→ **LISTED ENTRIES**
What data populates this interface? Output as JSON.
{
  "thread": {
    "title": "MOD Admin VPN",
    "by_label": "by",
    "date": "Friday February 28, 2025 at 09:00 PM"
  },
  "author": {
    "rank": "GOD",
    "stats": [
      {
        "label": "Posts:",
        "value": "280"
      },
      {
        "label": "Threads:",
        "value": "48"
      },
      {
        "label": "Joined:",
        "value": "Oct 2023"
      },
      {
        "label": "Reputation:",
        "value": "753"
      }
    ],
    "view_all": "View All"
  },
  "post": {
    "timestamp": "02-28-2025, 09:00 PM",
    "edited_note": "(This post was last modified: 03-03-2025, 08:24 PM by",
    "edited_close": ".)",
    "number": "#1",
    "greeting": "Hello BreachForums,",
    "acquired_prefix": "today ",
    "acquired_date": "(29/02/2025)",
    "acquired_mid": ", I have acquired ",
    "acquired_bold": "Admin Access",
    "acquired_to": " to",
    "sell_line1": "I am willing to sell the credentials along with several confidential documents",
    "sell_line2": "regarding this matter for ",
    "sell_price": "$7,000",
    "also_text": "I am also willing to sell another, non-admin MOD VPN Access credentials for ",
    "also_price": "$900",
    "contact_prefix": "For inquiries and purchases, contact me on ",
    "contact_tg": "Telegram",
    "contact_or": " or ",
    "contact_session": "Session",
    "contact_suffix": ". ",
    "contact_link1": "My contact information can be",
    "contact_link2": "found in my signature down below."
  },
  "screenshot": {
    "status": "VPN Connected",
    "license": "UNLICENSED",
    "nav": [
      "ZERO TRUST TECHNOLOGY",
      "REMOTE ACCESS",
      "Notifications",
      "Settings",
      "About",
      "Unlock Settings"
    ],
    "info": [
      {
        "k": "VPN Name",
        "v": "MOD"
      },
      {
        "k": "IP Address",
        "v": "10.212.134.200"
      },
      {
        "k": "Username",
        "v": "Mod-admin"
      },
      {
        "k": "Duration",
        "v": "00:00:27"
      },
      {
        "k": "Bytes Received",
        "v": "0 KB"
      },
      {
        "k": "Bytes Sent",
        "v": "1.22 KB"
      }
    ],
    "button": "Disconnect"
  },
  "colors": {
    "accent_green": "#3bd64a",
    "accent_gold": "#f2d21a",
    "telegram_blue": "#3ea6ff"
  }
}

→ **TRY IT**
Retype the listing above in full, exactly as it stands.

→ **THE ANSWER**
What data populates this interface? Output as JSON.
{
  "thread": {
    "title": "MOD Admin VPN",
    "by_label": "by",
    "date": "Friday February 28, 2025 at 09:00 PM"
  },
  "author": {
    "rank": "GOD",
    "stats": [
      {
        "label": "Posts:",
        "value": "280"
      },
      {
        "label": "Threads:",
        "value": "48"
      },
      {
        "label": "Joined:",
        "value": "Oct 2023"
      },
      {
        "label": "Reputation:",
        "value": "753"
      }
    ],
    "view_all": "View All"
  },
  "post": {
    "timestamp": "02-28-2025, 09:00 PM",
    "edited_note": "(This post was last modified: 03-03-2025, 08:24 PM by",
    "edited_close": ".)",
    "number": "#1",
    "greeting": "Hello BreachForums,",
    "acquired_prefix": "today ",
    "acquired_date": "(29/02/2025)",
    "acquired_mid": ", I have acquired ",
    "acquired_bold": "Admin Access",
    "acquired_to": " to",
    "sell_line1": "I am willing to sell the credentials along with several confidential documents",
    "sell_line2": "regarding this matter for ",
    "sell_price": "$7,000",
    "also_text": "I am also willing to sell another, non-admin MOD VPN Access credentials for ",
    "also_price": "$900",
    "contact_prefix": "For inquiries and purchases, contact me on ",
    "contact_tg": "Telegram",
    "contact_or": " or ",
    "contact_session": "Session",
    "contact_suffix": ". ",
    "contact_link1": "My contact information can be",
    "contact_link2": "found in my signature down below."
  },
  "screenshot": {
    "status": "VPN Connected",
    "license": "UNLICENSED",
    "nav": [
      "ZERO TRUST TECHNOLOGY",
      "REMOTE ACCESS",
      "Notifications",
      "Settings",
      "About",
      "Unlock Settings"
    ],
    "info": [
      {
        "k": "VPN Name",
        "v": "MOD"
      },
      {
        "k": "IP Address",
        "v": "10.212.134.200"
      },
      {
        "k": "Username",
        "v": "Mod-admin"
      },
      {
        "k": "Duration",
        "v": "00:00:27"
      },
      {
        "k": "Bytes Received",
        "v": "0 KB"
      },
      {
        "k": "Bytes Sent",
        "v": "1.22 KB"
      }
    ],
    "button": "Disconnect"
  },
  "colors": {
    "accent_green": "#3bd64a",
    "accent_gold": "#f2d21a",
    "telegram_blue": "#3ea6ff"
  }
}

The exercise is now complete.